EXERCISE = Output every record below precisely as it is written.

DATA SHOWN =
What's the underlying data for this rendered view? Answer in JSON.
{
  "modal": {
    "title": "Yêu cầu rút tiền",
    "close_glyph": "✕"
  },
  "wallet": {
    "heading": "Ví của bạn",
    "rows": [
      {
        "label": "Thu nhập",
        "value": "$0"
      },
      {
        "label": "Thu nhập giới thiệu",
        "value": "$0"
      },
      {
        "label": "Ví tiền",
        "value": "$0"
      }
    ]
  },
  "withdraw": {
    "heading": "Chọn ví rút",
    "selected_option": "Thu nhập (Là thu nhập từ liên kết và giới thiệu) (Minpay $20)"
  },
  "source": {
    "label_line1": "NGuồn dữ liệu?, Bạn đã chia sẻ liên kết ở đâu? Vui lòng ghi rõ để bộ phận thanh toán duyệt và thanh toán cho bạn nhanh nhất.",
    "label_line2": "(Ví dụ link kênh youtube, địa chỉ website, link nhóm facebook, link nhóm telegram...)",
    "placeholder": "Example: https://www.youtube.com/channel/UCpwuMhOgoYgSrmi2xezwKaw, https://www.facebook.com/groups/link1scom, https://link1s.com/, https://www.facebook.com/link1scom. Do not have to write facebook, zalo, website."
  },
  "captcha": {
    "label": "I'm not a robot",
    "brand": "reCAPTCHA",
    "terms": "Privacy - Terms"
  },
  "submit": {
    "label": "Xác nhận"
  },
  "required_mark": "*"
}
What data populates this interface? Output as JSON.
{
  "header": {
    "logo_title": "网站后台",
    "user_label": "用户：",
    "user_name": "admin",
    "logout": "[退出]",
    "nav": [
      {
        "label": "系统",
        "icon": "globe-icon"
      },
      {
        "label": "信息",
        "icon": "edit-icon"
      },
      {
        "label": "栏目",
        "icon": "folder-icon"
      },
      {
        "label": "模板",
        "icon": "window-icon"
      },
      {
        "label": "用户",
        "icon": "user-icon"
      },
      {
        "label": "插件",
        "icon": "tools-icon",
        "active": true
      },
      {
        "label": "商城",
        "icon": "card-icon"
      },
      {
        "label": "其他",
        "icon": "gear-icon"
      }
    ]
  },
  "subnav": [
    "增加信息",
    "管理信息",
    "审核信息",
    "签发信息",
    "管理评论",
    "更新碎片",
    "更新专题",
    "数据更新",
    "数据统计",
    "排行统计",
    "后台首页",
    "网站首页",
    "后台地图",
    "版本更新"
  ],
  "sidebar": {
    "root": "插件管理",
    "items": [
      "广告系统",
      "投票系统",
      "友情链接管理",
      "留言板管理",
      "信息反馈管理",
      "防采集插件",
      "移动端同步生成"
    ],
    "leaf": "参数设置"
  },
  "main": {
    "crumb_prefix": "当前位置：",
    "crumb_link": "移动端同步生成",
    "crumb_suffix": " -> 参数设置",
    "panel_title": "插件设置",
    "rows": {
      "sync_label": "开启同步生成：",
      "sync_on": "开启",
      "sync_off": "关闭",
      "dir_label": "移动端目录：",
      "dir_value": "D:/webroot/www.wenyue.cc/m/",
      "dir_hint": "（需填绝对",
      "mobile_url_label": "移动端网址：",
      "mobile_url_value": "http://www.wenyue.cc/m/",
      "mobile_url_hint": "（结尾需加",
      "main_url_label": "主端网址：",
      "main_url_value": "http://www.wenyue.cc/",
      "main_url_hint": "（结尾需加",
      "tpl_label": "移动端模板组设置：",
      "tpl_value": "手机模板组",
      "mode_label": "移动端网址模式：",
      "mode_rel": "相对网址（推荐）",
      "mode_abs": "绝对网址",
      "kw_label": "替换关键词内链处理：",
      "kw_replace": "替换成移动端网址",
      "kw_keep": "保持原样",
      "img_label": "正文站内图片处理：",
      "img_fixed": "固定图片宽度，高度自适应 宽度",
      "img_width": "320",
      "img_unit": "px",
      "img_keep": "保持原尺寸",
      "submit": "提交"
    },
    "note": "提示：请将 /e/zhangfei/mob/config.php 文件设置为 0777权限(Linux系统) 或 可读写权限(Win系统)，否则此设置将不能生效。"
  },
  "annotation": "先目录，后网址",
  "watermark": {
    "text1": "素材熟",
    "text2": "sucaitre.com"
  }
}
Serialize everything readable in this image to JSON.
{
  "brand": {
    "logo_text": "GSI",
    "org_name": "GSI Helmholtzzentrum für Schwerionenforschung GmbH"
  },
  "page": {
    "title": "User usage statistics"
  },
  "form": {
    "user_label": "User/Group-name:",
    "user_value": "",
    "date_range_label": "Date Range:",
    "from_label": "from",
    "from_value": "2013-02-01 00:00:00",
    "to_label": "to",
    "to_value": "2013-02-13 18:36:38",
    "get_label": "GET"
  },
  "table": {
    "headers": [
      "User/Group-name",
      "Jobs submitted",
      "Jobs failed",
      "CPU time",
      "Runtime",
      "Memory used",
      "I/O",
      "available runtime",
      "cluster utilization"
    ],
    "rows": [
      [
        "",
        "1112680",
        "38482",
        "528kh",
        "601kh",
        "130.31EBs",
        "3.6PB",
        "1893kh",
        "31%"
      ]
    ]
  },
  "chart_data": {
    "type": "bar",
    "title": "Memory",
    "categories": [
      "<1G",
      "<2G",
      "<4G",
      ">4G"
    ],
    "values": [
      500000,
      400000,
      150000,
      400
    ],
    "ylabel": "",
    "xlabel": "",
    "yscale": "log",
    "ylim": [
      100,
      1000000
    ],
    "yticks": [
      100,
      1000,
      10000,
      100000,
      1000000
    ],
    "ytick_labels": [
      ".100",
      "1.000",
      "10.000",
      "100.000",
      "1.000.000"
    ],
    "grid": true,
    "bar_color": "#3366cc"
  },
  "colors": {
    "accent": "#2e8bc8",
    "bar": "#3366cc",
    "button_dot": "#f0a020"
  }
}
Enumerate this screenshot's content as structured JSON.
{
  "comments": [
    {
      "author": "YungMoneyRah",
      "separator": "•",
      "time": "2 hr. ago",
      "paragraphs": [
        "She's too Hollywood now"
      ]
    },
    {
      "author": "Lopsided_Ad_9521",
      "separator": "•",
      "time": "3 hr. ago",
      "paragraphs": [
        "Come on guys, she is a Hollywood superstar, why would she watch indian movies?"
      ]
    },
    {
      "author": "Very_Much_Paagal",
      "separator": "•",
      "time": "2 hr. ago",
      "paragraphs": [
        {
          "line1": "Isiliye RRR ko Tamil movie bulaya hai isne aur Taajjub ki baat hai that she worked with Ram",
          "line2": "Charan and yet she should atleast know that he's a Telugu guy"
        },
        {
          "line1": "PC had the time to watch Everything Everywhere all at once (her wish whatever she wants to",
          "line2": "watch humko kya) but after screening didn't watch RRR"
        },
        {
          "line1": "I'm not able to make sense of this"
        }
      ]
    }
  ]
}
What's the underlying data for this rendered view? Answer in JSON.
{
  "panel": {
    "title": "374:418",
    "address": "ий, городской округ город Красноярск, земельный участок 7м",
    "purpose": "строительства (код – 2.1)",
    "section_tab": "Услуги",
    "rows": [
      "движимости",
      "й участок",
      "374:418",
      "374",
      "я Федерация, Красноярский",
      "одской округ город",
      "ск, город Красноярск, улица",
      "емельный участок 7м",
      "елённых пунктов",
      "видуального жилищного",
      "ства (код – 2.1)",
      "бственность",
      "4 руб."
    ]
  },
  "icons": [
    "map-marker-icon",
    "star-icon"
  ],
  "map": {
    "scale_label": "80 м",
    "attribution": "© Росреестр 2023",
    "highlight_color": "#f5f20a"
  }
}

YOUR SOLUTION =
What's the underlying data for this rendered view? Answer in JSON.
{
  "modal": {
    "title": "Yêu cầu rút tiền",
    "close_glyph": "✕"
  },
  "wallet": {
    "heading": "Ví của bạn",
    "rows": [
      {
        "label": "Thu nhập",
        "value": "$0"
      },
      {
        "label": "Thu nhập giới thiệu",
        "value": "$0"
      },
      {
        "label": "Ví tiền",
        "value": "$0"
      }
    ]
  },
  "withdraw": {
    "heading": "Chọn ví rút",
    "selected_option": "Thu nhập (Là thu nhập từ liên kết và giới thiệu) (Minpay $20)"
  },
  "source": {
    "label_line1": "NGuồn dữ liệu?, Bạn đã chia sẻ liên kết ở đâu? Vui lòng ghi rõ để bộ phận thanh toán duyệt và thanh toán cho bạn nhanh nhất.",
    "label_line2": "(Ví dụ link kênh youtube, địa chỉ website, link nhóm facebook, link nhóm telegram...)",
    "placeholder": "Example: https://www.youtube.com/channel/UCpwuMhOgoYgSrmi2xezwKaw, https://www.facebook.com/groups/link1scom, https://link1s.com/, https://www.facebook.com/link1scom. Do not have to write facebook, zalo, website."
  },
  "captcha": {
    "label": "I'm not a robot",
    "brand": "reCAPTCHA",
    "terms": "Privacy - Terms"
  },
  "submit": {
    "label": "Xác nhận"
  },
  "required_mark": "*"
}
What data populates this interface? Output as JSON.
{
  "header": {
    "logo_title": "网站后台",
    "user_label": "用户：",
    "user_name": "admin",
    "logout": "[退出]",
    "nav": [
      {
        "label": "系统",
        "icon": "globe-icon"
      },
      {
        "label": "信息",
        "icon": "edit-icon"
      },
      {
        "label": "栏目",
        "icon": "folder-icon"
      },
      {
        "label": "模板",
        "icon": "window-icon"
      },
      {
        "label": "用户",
        "icon": "user-icon"
      },
      {
        "label": "插件",
        "icon": "tools-icon",
        "active": true
      },
      {
        "label": "商城",
        "icon": "card-icon"
      },
      {
        "label": "其他",
        "icon": "gear-icon"
      }
    ]
  },
  "subnav": [
    "增加信息",
    "管理信息",
    "审核信息",
    "签发信息",
    "管理评论",
    "更新碎片",
    "更新专题",
    "数据更新",
    "数据统计",
    "排行统计",
    "后台首页",
    "网站首页",
    "后台地图",
    "版本更新"
  ],
  "sidebar": {
    "root": "插件管理",
    "items": [
      "广告系统",
      "投票系统",
      "友情链接管理",
      "留言板管理",
      "信息反馈管理",
      "防采集插件",
      "移动端同步生成"
    ],
    "leaf": "参数设置"
  },
  "main": {
    "crumb_prefix": "当前位置：",
    "crumb_link": "移动端同步生成",
    "crumb_suffix": " -> 参数设置",
    "panel_title": "插件设置",
    "rows": {
      "sync_label": "开启同步生成：",
      "sync_on": "开启",
      "sync_off": "关闭",
      "dir_label": "移动端目录：",
      "dir_value": "D:/webroot/www.wenyue.cc/m/",
      "dir_hint": "（需填绝对",
      "mobile_url_label": "移动端网址：",
      "mobile_url_value": "http://www.wenyue.cc/m/",
      "mobile_url_hint": "（结尾需加",
      "main_url_label": "主端网址：",
      "main_url_value": "http://www.wenyue.cc/",
      "main_url_hint": "（结尾需加",
      "tpl_label": "移动端模板组设置：",
      "tpl_value": "手机模板组",
      "mode_label": "移动端网址模式：",
      "mode_rel": "相对网址（推荐）",
      "mode_abs": "绝对网址",
      "kw_label": "替换关键词内链处理：",
      "kw_replace": "替换成移动端网址",
      "kw_keep": "保持原样",
      "img_label": "正文站内图片处理：",
      "img_fixed": "固定图片宽度，高度自适应 宽度",
      "img_width": "320",
      "img_unit": "px",
      "img_keep": "保持原尺寸",
      "submit": "提交"
    },
    "note": "提示：请将 /e/zhangfei/mob/config.php 文件设置为 0777权限(Linux系统) 或 可读写权限(Win系统)，否则此设置将不能生效。"
  },
  "annotation": "先目录，后网址",
  "watermark": {
    "text1": "素材熟",
    "text2": "sucaitre.com"
  }
}
Serialize everything readable in this image to JSON.
{
  "brand": {
    "logo_text": "GSI",
    "org_name": "GSI Helmholtzzentrum für Schwerionenforschung GmbH"
  },
  "page": {
    "title": "User usage statistics"
  },
  "form": {
    "user_label": "User/Group-name:",
    "user_value": "",
    "date_range_label": "Date Range:",
    "from_label": "from",
    "from_value": "2013-02-01 00:00:00",
    "to_label": "to",
    "to_value": "2013-02-13 18:36:38",
    "get_label": "GET"
  },
  "table": {
    "headers": [
      "User/Group-name",
      "Jobs submitted",
      "Jobs failed",
      "CPU time",
      "Runtime",
      "Memory used",
      "I/O",
      "available runtime",
      "cluster utilization"
    ],
    "rows": [
      [
        "",
        "1112680",
        "38482",
        "528kh",
        "601kh",
        "130.31EBs",
        "3.6PB",
        "1893kh",
        "31%"
      ]
    ]
  },
  "chart_data": {
    "type": "bar",
    "title": "Memory",
    "categories": [
      "<1G",
      "<2G",
      "<4G",
      ">4G"
    ],
    "values": [
      500000,
      400000,
      150000,
      400
    ],
    "ylabel": "",
    "xlabel": "",
    "yscale": "log",
    "ylim": [
      100,
      1000000
    ],
    "yticks": [
      100,
      1000,
      10000,
      100000,
      1000000
    ],
    "ytick_labels": [
      ".100",
      "1.000",
      "10.000",
      "100.000",
      "1.000.000"
    ],
    "grid": true,
    "bar_color": "#3366cc"
  },
  "colors": {
    "accent": "#2e8bc8",
    "bar": "#3366cc",
    "button_dot": "#f0a020"
  }
}
Enumerate this screenshot's content as structured JSON.
{
  "comments": [
    {
      "author": "YungMoneyRah",
      "separator": "•",
      "time": "2 hr. ago",
      "paragraphs": [
        "She's too Hollywood now"
      ]
    },
    {
      "author": "Lopsided_Ad_9521",
      "separator": "•",
      "time": "3 hr. ago",
      "paragraphs": [
        "Come on guys, she is a Hollywood superstar, why would she watch indian movies?"
      ]
    },
    {
      "author": "Very_Much_Paagal",
      "separator": "•",
      "time": "2 hr. ago",
      "paragraphs": [
        {
          "line1": "Isiliye RRR ko Tamil movie bulaya hai isne aur Taajjub ki baat hai that she worked with Ram",
          "line2": "Charan and yet she should atleast know that he's a Telugu guy"
        },
        {
          "line1": "PC had the time to watch Everything Everywhere all at once (her wish whatever she wants to",
          "line2": "watch humko kya) but after screening didn't watch RRR"
        },
        {
          "line1": "I'm not able to make sense of this"
        }
      ]
    }
  ]
}
What's the underlying data for this rendered view? Answer in JSON.
{
  "panel": {
    "title": "374:418",
    "address": "ий, городской округ город Красноярск, земельный участок 7м",
    "purpose": "строительства (код – 2.1)",
    "section_tab": "Услуги",
    "rows": [
      "движимости",
      "й участок",
      "374:418",
      "374",
      "я Федерация, Красноярский",
      "одской округ город",
      "ск, город Красноярск, улица",
      "емельный участок 7м",
      "елённых пунктов",
      "видуального жилищного",
      "ства (код – 2.1)",
      "бственность",
      "4 руб."
    ]
  },
  "icons": [
    "map-marker-icon",
    "star-icon"
  ],
  "map": {
    "scale_label": "80 м",
    "attribution": "© Росреестр 2023",
    "highlight_color": "#f5f20a"
  }
}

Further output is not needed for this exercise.